When I was in Cleveland in October, and last month, working on a story about the high school Pallbearers Society of St. Ignatius High School, I was continually struck by the sense of distance I felt at those funerals. I always try not to be noticed, though in a big church sometimes, it’s hard. The boys were quite wonderful, uncharacteristically mature, sharing the grief of the families, and doing it in a way which made you feel that they were lucky, in a sense, to understand how to speak to a bereaving family. I don’t think I know a soul who isn’t always trying to find a way NOT to tender thoughts of sorrow when a tragedy strikes. Who really knows WHAT to say or how to say it? Very few of us are intuitive enough to understand those feelings. I know that I always try and figure out a dozen ways to avert eyes, avoid contact – yes I want them to know I am there, that I care, but to actually address it takes a maturity which I find myself lacking in, even after these many years. Yet the simple truth is, there is virtually no loved one who doesn’t appreciate hearing those sentiments whether it be face to face or even on the phone. In the end, when a sad event takes place, we all want to have some kind of support to get through it.
Sitting in a nearly full church, I kept seeing, one by one, parents of other kids from Joe and Jordan’s class. The striking thing to me was realizing how much these parents had changed in the years since I’d seen most of them. As Jordan went to an “alternative” (thank God for that!) public High School, many of her grade school buddies went off to different schools, and naturally, we saw less of the parents. Joe, who died before his twenty-first birthday, had grown into a handsome young man. The recent picture of him on the program showed a strong, intense looking face, yet I think I could still see a lot of that amused, mischievous look which always seemed to be his forte as a kid. No one was quicker in the line to have fun, or share a laugh than he was. And even though the picture betrayed a certain maturity, I think that glint of humor was still there.
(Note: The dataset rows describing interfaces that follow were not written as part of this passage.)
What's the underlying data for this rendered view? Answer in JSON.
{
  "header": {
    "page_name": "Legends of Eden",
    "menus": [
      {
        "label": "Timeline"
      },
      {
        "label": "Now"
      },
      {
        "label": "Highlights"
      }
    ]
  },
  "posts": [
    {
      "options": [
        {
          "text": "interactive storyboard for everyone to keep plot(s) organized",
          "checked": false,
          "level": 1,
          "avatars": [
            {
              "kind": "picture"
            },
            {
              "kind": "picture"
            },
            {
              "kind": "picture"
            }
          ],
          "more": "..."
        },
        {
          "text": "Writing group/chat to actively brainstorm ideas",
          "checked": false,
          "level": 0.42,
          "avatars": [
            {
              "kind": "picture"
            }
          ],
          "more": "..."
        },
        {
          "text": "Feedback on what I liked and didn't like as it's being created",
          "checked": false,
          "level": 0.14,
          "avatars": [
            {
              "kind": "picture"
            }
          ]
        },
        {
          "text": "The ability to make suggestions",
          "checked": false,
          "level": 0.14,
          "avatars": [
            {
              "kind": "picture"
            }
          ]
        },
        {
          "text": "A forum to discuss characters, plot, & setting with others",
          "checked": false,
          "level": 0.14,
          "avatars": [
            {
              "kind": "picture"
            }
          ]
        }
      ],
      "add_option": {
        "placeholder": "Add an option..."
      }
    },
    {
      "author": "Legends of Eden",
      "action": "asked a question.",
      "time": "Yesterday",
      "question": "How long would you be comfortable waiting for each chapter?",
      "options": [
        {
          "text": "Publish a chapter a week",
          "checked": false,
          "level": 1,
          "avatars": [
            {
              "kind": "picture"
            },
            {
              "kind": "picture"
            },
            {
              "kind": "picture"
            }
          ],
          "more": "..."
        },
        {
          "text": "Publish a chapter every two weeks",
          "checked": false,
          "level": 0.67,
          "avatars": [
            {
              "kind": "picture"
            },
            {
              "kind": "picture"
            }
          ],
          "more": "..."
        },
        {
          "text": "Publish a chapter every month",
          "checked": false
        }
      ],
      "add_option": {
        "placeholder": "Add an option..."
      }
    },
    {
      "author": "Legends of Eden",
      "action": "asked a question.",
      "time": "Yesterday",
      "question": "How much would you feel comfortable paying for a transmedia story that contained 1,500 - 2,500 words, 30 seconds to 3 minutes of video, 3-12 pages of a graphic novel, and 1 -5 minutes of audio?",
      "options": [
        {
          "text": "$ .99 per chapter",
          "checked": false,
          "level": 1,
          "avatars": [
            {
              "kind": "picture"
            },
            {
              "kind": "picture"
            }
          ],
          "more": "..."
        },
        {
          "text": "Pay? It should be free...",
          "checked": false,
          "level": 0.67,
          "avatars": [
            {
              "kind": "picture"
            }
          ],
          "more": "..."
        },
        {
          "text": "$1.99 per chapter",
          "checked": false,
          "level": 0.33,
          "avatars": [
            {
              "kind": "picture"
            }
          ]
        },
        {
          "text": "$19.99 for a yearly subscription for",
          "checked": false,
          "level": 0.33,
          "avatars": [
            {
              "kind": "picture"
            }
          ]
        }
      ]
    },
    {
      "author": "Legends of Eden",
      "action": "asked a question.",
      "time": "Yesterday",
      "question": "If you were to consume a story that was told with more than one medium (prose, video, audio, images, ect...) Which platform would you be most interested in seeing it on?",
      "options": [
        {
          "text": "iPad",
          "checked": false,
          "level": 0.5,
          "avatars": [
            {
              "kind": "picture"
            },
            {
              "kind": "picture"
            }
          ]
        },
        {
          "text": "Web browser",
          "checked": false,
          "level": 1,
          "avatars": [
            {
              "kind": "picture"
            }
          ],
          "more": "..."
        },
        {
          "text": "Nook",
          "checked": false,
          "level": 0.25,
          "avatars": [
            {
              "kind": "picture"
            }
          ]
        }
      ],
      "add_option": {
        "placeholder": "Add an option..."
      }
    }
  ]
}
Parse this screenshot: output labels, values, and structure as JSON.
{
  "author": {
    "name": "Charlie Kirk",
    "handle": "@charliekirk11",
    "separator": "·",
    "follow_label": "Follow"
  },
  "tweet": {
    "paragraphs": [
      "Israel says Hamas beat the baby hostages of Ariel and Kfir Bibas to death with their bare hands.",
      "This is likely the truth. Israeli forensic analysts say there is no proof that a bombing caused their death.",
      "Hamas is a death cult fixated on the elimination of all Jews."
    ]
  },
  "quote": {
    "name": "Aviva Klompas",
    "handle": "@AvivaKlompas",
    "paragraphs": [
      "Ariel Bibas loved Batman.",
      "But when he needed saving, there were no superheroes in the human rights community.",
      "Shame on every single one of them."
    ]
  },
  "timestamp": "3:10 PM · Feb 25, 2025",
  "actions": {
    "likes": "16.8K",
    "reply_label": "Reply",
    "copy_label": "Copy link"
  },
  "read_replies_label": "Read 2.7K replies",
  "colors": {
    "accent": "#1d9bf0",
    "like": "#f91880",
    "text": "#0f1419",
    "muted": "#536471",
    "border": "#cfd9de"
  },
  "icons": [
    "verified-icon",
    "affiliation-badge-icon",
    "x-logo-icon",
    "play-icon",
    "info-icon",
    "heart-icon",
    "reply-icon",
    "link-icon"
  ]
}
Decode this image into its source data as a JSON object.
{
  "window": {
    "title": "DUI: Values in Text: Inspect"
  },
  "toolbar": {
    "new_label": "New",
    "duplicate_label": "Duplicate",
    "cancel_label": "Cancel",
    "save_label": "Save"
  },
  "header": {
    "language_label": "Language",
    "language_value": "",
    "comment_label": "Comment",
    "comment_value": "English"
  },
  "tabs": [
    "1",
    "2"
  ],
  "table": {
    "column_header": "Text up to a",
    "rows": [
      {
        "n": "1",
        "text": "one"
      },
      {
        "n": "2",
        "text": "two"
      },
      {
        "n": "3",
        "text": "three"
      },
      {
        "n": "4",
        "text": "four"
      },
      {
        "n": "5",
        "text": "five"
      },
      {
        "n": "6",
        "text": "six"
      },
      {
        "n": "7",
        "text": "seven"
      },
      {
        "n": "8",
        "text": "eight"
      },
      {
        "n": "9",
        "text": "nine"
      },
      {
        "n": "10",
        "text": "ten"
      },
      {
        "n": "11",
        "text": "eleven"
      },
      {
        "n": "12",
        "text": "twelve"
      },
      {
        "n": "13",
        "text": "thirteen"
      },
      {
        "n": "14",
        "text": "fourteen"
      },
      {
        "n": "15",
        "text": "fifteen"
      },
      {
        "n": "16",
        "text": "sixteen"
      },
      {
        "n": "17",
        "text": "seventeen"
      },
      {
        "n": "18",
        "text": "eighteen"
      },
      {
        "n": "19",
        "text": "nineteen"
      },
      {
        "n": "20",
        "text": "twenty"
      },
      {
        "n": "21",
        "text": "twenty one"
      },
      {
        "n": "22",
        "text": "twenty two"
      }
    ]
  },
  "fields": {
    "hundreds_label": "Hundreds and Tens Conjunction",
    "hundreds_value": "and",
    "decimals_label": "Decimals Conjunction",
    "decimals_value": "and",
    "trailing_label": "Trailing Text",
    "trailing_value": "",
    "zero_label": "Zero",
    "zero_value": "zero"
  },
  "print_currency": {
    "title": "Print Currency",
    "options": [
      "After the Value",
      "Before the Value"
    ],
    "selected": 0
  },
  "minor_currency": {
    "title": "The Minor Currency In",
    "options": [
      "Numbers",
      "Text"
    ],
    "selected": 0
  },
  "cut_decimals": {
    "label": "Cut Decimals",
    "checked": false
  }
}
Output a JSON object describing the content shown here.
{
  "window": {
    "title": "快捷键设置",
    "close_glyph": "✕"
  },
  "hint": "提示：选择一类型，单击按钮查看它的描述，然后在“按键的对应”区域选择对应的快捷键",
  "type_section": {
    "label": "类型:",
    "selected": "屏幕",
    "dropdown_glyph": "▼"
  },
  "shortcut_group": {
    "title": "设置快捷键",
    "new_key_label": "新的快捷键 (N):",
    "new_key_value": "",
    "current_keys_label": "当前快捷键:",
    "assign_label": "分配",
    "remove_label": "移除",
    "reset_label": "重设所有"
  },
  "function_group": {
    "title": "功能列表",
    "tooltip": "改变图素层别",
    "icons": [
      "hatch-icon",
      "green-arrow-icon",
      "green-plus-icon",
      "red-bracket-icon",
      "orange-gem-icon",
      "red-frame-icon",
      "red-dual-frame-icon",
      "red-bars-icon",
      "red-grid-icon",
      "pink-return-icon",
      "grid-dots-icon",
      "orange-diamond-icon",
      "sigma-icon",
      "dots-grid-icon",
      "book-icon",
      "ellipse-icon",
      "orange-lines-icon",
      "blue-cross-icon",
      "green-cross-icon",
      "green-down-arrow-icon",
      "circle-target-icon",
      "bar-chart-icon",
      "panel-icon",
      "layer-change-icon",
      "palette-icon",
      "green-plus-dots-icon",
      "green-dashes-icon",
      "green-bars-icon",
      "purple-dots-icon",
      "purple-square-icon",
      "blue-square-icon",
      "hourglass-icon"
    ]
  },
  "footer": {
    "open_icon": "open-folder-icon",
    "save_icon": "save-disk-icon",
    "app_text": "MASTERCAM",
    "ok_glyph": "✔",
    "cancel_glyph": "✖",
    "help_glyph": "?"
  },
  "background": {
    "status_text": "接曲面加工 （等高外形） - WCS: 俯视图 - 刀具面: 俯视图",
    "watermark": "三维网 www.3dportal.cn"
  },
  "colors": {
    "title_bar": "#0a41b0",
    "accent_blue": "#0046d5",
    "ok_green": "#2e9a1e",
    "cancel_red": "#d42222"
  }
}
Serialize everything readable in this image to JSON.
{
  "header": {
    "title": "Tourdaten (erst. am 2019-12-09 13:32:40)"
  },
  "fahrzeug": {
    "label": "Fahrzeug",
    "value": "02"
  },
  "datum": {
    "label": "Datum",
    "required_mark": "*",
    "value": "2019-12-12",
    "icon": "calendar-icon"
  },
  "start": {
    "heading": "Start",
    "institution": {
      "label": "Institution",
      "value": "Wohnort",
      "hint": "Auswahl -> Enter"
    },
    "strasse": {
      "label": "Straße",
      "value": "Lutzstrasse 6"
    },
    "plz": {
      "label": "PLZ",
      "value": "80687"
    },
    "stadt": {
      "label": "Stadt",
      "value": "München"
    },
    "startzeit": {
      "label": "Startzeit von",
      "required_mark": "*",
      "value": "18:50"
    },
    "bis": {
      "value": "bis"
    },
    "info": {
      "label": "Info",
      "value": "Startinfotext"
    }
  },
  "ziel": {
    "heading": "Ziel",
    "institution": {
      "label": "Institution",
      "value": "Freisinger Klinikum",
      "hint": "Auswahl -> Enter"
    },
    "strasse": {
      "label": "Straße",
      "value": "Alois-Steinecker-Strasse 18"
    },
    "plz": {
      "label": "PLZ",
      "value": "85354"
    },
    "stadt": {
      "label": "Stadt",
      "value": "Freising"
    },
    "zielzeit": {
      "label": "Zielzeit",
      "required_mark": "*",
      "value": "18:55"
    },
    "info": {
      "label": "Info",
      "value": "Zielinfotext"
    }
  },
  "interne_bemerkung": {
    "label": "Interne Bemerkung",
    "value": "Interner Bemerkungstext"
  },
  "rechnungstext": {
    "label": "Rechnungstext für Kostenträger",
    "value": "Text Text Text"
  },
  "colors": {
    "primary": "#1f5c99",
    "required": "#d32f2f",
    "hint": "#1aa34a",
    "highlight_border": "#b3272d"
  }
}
It always surprises me when I realize that everyone my age, or older, was once 17 or 11, or 4. When you meet people as adults, it’s rare enough that we understand them at that age, right away, let alone, what kind of kids they were. Some old farts seem as if they have always been like that. Seeing those greying faces of parents yesterday, all of whom were painted with a patina of gloom, reminded me that we don’t really have a choice in our aging. If you want to get to be an older person, you have to do it one day at a time. And while getting there should be the fun (not ½ the fun, way MORE than half I would hope), sometimes following our contemporaries can be a testing experience. Grace is the key. If you are lucky enough to grow old, try and do it with grace, and accept these changes. I suspect it makes the destination itself a lot more fun, amusing, and filled with the kind of things which give one satisfaction. I’m saddened that Joe won’t have the chance to become an old fart. I could imagine him grey haired, and maybe even walking with a cane, yet still full of the impish fun which marked his youth. May we all carry a bit of what he might of been with us, and try to let some of who he was live on. We’re just sayin’ .... David